[What you should do]
Select from the records below every line that has the word "gear" in it.
---- Source data
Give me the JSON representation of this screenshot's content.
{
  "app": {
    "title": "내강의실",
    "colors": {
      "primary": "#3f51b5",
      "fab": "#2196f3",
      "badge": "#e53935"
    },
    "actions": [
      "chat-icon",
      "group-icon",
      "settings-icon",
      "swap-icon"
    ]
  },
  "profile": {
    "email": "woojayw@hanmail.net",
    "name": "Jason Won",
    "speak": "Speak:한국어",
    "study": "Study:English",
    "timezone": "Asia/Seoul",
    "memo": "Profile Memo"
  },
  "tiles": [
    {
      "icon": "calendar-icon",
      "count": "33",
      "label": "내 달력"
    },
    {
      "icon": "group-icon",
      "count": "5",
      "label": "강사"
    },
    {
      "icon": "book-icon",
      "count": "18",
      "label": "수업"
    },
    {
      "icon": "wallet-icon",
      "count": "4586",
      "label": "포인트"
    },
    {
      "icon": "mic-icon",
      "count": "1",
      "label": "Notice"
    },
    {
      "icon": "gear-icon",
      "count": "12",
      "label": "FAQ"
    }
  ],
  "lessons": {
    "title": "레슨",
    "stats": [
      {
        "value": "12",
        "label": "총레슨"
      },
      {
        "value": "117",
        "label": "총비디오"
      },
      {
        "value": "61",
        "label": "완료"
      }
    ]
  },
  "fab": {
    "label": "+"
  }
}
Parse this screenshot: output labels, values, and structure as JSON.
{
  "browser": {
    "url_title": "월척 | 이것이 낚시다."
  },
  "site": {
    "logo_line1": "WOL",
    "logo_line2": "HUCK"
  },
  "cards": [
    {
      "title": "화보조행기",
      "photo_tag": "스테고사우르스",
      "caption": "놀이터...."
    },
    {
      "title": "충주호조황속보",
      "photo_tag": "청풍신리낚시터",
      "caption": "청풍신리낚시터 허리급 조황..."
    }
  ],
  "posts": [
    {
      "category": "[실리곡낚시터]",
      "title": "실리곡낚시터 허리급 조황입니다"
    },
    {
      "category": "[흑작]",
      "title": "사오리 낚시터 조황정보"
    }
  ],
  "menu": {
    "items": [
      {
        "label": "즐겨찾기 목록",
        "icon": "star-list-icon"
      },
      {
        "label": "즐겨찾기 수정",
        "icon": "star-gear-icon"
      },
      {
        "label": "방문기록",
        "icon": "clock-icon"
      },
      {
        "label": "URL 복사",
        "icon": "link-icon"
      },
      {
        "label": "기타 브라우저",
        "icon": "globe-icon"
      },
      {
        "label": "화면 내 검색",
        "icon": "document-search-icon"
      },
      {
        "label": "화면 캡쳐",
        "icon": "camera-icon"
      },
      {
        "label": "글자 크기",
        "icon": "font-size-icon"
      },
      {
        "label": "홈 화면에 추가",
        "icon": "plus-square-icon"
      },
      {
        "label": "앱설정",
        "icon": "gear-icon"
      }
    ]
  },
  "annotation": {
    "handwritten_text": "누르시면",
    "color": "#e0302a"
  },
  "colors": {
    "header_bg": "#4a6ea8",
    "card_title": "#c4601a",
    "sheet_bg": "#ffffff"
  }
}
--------
[Solution for this exercise]
      "icon": "gear-icon",
        "icon": "star-gear-icon"
        "icon": "gear-icon"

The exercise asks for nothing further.